Saved entries:
* * *

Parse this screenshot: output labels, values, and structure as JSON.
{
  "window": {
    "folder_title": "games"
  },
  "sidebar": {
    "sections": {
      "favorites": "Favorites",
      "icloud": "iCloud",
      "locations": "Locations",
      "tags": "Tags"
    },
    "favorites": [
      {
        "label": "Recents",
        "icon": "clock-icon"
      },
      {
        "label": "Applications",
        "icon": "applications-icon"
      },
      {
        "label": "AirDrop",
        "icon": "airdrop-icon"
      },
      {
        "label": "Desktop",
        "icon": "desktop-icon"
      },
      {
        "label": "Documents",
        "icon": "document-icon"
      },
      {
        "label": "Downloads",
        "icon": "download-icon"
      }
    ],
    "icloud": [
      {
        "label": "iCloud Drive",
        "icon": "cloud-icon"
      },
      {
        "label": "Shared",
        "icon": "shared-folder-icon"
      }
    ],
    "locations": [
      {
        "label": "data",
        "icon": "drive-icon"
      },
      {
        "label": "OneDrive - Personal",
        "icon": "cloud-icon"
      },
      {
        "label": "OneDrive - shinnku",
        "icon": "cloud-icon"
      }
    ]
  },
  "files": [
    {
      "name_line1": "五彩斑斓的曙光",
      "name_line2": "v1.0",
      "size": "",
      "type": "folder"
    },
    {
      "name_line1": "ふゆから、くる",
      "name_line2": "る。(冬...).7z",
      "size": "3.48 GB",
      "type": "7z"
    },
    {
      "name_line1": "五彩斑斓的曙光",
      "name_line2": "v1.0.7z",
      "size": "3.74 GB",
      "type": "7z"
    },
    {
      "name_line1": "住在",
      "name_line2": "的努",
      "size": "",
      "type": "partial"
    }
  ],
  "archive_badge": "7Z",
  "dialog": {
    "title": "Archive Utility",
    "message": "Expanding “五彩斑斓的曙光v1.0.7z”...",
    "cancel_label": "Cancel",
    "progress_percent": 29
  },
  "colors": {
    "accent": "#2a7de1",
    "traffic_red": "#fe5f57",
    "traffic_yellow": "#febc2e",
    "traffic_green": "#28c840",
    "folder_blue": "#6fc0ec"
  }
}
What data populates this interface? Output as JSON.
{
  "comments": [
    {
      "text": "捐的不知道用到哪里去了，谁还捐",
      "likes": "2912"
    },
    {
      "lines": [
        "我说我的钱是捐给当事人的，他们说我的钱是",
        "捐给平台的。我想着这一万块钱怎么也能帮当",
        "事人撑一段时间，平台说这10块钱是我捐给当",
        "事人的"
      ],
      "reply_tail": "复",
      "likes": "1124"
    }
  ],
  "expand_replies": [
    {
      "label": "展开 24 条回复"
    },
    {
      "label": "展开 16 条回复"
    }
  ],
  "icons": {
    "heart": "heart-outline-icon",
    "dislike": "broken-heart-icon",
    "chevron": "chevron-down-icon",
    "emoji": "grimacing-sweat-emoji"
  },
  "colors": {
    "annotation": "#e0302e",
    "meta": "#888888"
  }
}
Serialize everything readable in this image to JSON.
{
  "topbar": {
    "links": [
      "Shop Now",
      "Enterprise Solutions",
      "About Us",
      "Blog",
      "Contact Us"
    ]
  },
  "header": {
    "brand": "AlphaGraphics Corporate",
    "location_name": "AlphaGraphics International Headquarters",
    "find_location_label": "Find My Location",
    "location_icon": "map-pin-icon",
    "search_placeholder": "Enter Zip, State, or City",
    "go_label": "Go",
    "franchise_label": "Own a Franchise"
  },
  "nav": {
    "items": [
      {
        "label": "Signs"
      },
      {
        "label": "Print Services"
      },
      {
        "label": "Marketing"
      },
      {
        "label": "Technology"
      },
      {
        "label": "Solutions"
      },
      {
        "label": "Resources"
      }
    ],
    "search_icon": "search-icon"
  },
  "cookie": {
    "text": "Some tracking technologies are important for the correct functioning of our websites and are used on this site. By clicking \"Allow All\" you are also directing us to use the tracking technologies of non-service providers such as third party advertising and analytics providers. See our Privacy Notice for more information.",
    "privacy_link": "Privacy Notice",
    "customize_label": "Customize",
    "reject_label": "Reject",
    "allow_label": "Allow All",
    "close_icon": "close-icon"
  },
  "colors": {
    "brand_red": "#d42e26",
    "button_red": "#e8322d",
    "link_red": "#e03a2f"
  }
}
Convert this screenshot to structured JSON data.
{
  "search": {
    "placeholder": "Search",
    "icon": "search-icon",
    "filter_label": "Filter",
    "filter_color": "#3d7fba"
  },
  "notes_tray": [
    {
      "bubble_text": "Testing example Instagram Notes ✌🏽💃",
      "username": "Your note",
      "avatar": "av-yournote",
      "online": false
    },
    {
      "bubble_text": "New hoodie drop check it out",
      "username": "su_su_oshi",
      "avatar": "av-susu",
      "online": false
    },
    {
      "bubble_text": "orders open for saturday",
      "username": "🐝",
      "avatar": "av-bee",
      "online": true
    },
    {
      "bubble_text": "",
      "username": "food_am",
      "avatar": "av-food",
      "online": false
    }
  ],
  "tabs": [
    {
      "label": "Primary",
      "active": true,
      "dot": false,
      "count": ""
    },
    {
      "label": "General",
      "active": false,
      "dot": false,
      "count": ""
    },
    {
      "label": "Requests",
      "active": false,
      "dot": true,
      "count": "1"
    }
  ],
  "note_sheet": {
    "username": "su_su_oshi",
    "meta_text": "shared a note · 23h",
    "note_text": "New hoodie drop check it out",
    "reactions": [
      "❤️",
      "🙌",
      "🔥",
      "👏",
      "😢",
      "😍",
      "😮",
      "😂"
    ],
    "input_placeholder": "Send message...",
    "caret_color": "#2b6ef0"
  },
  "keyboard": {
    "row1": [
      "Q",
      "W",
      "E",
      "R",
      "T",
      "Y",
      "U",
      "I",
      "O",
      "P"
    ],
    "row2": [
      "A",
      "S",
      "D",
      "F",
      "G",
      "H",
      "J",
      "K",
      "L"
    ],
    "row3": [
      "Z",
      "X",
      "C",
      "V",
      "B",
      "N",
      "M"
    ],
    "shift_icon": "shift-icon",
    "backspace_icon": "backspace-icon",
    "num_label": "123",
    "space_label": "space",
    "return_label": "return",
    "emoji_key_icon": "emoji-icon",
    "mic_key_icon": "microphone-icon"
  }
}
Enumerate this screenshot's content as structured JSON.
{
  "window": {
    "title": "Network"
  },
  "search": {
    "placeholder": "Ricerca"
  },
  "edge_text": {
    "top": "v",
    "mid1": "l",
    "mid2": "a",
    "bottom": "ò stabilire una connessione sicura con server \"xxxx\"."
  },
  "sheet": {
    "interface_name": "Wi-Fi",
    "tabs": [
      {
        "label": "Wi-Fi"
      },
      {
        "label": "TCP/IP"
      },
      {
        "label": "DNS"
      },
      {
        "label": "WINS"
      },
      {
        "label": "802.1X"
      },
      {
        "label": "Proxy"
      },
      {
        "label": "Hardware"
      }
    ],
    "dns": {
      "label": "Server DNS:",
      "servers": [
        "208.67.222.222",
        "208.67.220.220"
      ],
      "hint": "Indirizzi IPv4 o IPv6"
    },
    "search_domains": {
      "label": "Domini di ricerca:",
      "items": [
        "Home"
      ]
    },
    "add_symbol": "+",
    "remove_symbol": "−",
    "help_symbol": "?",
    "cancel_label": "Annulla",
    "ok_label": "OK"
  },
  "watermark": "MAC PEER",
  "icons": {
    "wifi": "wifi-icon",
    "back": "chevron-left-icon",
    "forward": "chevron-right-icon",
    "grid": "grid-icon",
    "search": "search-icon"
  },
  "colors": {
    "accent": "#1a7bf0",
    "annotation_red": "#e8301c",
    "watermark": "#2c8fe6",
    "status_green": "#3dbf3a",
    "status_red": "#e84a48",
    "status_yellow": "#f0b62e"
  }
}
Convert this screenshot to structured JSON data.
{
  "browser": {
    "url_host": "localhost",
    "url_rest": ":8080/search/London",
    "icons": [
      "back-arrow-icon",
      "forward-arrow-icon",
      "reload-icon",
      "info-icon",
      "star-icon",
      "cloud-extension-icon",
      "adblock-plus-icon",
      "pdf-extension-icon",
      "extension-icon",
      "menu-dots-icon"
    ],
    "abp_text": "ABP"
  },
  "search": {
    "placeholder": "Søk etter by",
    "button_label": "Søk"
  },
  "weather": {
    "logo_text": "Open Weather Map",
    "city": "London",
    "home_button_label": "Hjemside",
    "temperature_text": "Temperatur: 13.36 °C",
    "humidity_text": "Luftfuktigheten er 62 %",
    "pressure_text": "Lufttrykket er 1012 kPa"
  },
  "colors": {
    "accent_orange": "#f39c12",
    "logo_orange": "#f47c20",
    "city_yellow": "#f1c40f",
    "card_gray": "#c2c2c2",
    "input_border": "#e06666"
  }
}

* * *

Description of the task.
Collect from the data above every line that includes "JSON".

Answer for this exercise.
Parse this screenshot: output labels, values, and structure as JSON.
What data populates this interface? Output as JSON.
Serialize everything readable in this image to JSON.
Convert this screenshot to structured JSON data.
Enumerate this screenshot's content as structured JSON.
Convert this screenshot to structured JSON data.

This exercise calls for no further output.